“There’s a huge jump,” Swanson said, “between diagnosing the problem and implementing the fix for the problem.”
Even with resources, advocacy groups at Vancouver Lake and Silver Lake may be fighting a losing battle against the lakes themselves, said Hamel of the ecology department. They may only delay the inevitable, she said.
Any lake goes through a natural life cycle, and a shallow lake filling in with sediment is likely near the end of that cycle, Hamel said. Vancouver Lake fits that profile. Silver Lake resembles a “wetland that’s masquerading as a lake,” she said.
None of that has stopped both communities from making a push to reverse -- or at least slow -- the downward trend.
“They do fill in. It is natural,” Hamel said. “But if you’re living around a lake, you really want to turn that clock back.”
The problems that beset Vancouver Lake and Silver Lake aren’t unique to those spots alone. Swanson pointed to Lake Sacajawea in Longview and Horseshoe Lake as two others in Southwest Washington with ailments of their own. DFW’s latest round of water testing at Silver Lake is concurrently studying Horseshoe Lake, which sits on the Clark-Cowlitz county line.
Nofziger has seen it his whole life. He grew up outside Salem, Ore., living near a polluted Willamette River. He spent years in a floating home on the Willamette in Portland, staring down the same problems. Then he moved to the shore of Silver Lake, taking a front-row seat to a new struggle.
In nearby Toutle, Nofziger points to a success story at Harry Gardner Park, where volunteer strength and community spirit helped clean up a local asset. He’s hoping for the same spirit at Silver Lake. He’s just not sure of the outcome.

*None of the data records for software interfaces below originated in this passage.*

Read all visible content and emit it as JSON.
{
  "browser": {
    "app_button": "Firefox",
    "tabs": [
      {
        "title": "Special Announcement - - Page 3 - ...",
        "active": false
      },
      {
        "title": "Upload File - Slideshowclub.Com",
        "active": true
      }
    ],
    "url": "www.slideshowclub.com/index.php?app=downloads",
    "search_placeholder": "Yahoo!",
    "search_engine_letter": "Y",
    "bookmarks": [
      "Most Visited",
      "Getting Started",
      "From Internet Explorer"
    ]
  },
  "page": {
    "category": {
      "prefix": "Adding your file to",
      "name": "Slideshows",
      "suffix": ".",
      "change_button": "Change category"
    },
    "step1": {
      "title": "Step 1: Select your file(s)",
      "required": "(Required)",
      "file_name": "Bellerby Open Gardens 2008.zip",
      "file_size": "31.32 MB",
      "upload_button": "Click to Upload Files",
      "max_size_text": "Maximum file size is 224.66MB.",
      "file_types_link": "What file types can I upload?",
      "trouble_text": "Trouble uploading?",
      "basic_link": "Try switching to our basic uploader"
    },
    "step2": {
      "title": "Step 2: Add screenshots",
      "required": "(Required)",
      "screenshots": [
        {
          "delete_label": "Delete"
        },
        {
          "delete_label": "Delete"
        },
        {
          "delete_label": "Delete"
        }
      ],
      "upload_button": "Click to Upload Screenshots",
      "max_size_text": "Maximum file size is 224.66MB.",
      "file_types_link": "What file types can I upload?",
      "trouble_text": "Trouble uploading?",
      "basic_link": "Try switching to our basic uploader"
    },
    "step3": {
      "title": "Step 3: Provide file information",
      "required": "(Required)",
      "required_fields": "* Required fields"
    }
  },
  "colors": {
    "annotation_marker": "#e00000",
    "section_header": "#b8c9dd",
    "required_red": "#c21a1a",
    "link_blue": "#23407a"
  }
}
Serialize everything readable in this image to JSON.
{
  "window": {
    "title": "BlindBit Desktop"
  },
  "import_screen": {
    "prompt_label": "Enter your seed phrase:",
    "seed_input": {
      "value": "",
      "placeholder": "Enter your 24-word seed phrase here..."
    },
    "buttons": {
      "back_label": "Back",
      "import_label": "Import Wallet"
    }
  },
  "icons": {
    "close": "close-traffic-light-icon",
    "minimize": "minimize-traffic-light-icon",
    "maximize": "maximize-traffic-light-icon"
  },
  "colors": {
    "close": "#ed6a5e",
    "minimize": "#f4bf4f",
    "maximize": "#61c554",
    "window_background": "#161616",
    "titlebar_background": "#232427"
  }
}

“It’s certainly not going to be a quick fix,” Nofziger said. “And I’m concerned that we may not be able to fix it at all.”